The Iron Ring is a symbolic ring worn by Canadian engineers. The Ring is given as part of "The Ritual of the Calling of an Engineer", written by Rudyard Kipling. Legend has it that the rings were made from the steel of a beam from the Quebec Bridge, which collapsed during construction in 1916 due to poor planning and design by the overseeing engineers, killing 75 construction workers. Although this is not true , the Ring is a symbol of both pride and humility for the engineering profession. The ring is always worn on the little (fifth) finger of the working hand, where the facets act as a fairly sharp reminder of the obligation while the engineer works. This is particularly true of recently called engineers, whose rings still bear facets nearly sharp enough to be considered serrations. The Iron Ring originally was made exclusively from iron, but graduating engineering students are now typically given stainless steel versions. A few of the older engineering schools in the country still offer iron rings (predominantly so called "experienced" rings turned in by retiring or the families of deceased engineers. The iron version is rare in the extreme due to both medical and practical (industrial/construction site) complications and the more popular stainless steel ring (which does not rust) is now clearly the future of the profession's working hand.
The Ritual of the Calling of an EngineerEdit

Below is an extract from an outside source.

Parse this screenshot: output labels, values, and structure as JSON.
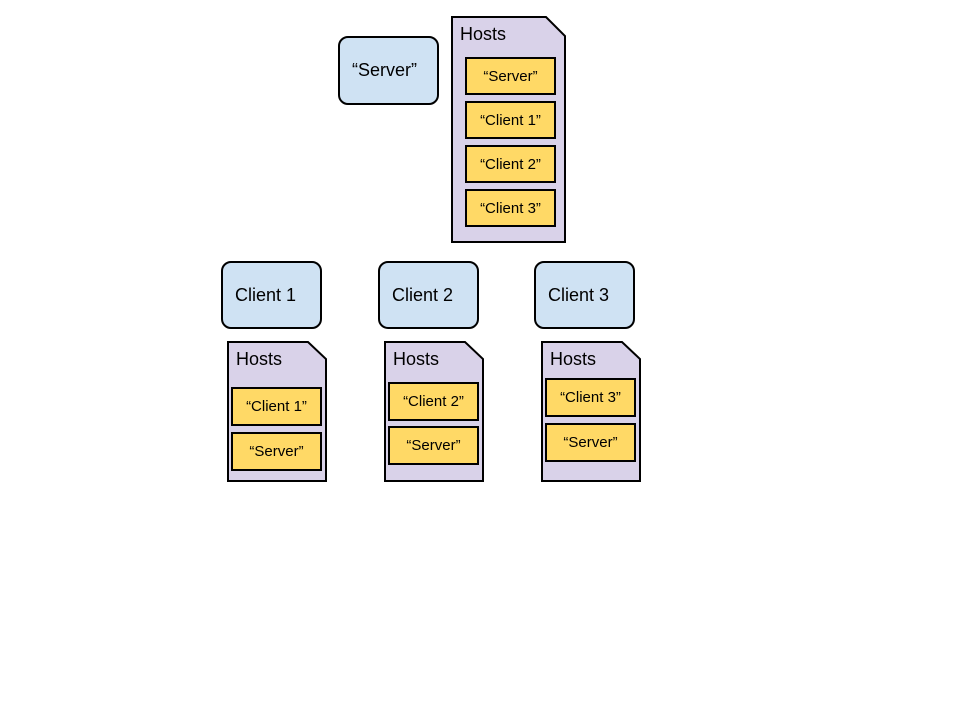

The Ritual of the Calling of an Engineer is the ceremony where Iron Rings are given to graduating engineers who choose to obligate themselves to the highest professionalism and humility of their profession. It is a symbol only and reflects the moral, ethical and professional commitment made by the engineer who wears the ring. The ceremonies are strictly private affairs with no publication. Invitations to attend are extended to local engineering alumni and professionals (who have taken the obligation - non-obligated engineers may choose to register to take the obligation, but may not participate otherwise until obligated themselves), as well as to obligated engineers by those who are scheduled to take the obligation. Although the details of the ceremony are not secret, they are considered sacrosanct and obligated engineers will normally decline opportunies to discuss the ceremony, particularly with engineering students.
History of the RitualEdit
Iron Rings in other CountriesEdit
Based upon the success of the Iron Ring in Canada, similar programs have started in other countries. For example, in the United States, the Order of the Engineer was founded in 1972, and conducts similar ring ceremonies at a number of U.S. colleges, in which the recipient signs an "Obligation of the Engineer" and receives a stainless steel ring (which, unlike the Canadian Iron Ring, is actually smooth and not faceted).